Examine the material below and count the lines that hold the word "this". Report only the number.
[MATERIALS PROVIDED Boundary: Start]
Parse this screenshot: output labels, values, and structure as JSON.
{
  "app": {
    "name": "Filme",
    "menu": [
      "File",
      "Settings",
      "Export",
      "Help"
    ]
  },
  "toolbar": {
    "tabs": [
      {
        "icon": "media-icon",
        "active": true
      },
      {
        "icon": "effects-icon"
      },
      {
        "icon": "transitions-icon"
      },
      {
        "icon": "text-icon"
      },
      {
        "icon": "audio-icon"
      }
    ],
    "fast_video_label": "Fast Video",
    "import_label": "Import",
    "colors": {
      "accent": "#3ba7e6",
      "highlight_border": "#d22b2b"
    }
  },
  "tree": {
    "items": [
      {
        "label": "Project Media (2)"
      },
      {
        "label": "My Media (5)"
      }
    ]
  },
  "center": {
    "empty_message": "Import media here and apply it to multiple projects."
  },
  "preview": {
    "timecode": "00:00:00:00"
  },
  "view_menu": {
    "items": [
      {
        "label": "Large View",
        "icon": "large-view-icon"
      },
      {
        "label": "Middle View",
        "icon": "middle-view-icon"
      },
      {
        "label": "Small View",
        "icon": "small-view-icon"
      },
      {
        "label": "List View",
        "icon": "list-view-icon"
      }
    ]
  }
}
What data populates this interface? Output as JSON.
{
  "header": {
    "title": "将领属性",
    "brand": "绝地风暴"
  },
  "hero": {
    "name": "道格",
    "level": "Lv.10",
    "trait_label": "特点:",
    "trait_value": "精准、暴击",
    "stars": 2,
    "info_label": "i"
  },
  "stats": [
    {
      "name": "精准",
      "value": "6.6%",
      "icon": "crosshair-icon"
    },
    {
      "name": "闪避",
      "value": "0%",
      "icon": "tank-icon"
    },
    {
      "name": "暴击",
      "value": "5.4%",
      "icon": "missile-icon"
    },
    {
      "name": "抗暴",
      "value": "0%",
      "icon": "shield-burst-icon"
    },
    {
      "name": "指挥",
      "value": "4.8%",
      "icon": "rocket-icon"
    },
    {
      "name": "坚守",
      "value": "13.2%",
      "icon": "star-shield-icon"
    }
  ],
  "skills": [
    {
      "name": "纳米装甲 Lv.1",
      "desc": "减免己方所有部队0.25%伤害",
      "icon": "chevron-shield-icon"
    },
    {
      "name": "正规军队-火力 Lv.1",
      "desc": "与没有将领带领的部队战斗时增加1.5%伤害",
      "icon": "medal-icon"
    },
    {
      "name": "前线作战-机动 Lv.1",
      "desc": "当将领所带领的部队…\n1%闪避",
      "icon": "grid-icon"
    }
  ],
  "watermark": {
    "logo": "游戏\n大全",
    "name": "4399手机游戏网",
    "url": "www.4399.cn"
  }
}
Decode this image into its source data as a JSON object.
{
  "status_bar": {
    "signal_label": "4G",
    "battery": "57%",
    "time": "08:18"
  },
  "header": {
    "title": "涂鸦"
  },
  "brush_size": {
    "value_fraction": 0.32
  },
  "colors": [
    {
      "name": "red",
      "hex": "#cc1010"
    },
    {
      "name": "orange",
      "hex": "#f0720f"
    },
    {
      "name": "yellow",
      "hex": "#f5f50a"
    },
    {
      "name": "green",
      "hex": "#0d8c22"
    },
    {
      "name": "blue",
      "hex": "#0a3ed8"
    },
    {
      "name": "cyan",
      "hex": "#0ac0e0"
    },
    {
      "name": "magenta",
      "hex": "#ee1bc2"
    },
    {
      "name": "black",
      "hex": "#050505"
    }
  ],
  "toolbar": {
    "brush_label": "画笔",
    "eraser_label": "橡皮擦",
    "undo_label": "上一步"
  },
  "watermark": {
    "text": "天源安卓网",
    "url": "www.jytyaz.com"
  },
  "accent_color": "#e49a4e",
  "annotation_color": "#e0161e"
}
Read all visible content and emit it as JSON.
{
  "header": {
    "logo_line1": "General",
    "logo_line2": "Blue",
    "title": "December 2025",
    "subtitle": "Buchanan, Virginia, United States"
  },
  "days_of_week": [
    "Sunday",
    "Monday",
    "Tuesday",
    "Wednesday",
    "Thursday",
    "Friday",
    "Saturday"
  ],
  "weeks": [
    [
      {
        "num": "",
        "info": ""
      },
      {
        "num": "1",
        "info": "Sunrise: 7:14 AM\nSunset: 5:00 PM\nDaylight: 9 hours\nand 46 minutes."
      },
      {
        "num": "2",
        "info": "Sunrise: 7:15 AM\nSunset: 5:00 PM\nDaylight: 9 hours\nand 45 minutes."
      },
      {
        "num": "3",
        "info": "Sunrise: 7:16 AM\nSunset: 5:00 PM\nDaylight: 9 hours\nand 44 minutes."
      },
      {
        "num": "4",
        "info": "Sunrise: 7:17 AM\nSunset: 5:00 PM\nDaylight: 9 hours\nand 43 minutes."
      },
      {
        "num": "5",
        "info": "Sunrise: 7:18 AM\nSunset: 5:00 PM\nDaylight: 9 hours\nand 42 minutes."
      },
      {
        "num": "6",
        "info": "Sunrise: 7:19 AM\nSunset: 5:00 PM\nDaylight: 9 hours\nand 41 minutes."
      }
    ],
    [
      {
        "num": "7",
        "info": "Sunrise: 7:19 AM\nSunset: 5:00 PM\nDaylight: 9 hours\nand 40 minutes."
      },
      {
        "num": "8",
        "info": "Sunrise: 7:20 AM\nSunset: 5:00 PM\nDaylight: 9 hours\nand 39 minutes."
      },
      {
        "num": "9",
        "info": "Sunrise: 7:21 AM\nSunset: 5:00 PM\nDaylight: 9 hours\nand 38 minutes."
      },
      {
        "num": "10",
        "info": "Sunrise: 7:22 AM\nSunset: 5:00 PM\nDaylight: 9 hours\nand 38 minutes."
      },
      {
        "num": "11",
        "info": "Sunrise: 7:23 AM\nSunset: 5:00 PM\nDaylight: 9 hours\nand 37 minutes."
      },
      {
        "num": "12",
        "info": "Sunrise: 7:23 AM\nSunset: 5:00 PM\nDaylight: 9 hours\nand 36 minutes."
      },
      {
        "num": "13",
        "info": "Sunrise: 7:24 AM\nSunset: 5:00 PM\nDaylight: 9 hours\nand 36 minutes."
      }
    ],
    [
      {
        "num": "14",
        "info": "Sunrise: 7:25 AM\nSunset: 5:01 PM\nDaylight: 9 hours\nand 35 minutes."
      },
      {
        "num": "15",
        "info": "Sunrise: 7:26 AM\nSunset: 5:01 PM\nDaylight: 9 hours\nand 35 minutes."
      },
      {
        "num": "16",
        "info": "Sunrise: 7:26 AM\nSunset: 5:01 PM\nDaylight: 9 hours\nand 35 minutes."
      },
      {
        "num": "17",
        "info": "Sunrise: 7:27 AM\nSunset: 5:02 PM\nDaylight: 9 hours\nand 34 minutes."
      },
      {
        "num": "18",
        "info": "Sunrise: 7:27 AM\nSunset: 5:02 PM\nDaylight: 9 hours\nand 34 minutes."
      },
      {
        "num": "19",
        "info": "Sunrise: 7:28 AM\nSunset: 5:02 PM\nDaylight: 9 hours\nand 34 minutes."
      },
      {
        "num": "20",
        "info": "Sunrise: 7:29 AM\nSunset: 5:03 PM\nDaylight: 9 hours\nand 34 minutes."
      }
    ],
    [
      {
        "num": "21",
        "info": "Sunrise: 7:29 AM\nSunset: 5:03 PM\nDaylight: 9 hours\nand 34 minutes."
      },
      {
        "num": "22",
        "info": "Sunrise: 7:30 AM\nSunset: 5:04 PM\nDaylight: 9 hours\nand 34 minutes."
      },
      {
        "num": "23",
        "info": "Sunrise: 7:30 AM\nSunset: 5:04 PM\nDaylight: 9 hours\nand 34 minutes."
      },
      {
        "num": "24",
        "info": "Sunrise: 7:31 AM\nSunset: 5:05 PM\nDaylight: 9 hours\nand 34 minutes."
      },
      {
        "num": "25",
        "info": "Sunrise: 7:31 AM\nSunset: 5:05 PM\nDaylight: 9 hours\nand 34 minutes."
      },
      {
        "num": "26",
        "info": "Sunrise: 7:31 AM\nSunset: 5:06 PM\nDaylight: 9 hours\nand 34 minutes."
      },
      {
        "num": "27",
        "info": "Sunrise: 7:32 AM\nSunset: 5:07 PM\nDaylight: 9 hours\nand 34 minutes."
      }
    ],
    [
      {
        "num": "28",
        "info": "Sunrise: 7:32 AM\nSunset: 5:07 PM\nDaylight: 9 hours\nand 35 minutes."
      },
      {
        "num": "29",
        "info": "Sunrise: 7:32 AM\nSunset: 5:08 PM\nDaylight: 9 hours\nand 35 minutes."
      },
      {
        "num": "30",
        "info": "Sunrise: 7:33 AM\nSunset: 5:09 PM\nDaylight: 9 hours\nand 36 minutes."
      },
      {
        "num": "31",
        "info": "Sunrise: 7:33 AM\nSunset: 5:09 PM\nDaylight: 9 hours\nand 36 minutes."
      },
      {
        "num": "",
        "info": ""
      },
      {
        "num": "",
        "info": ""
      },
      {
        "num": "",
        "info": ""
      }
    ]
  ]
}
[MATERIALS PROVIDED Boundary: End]
> EXPECTED ANSWER: 3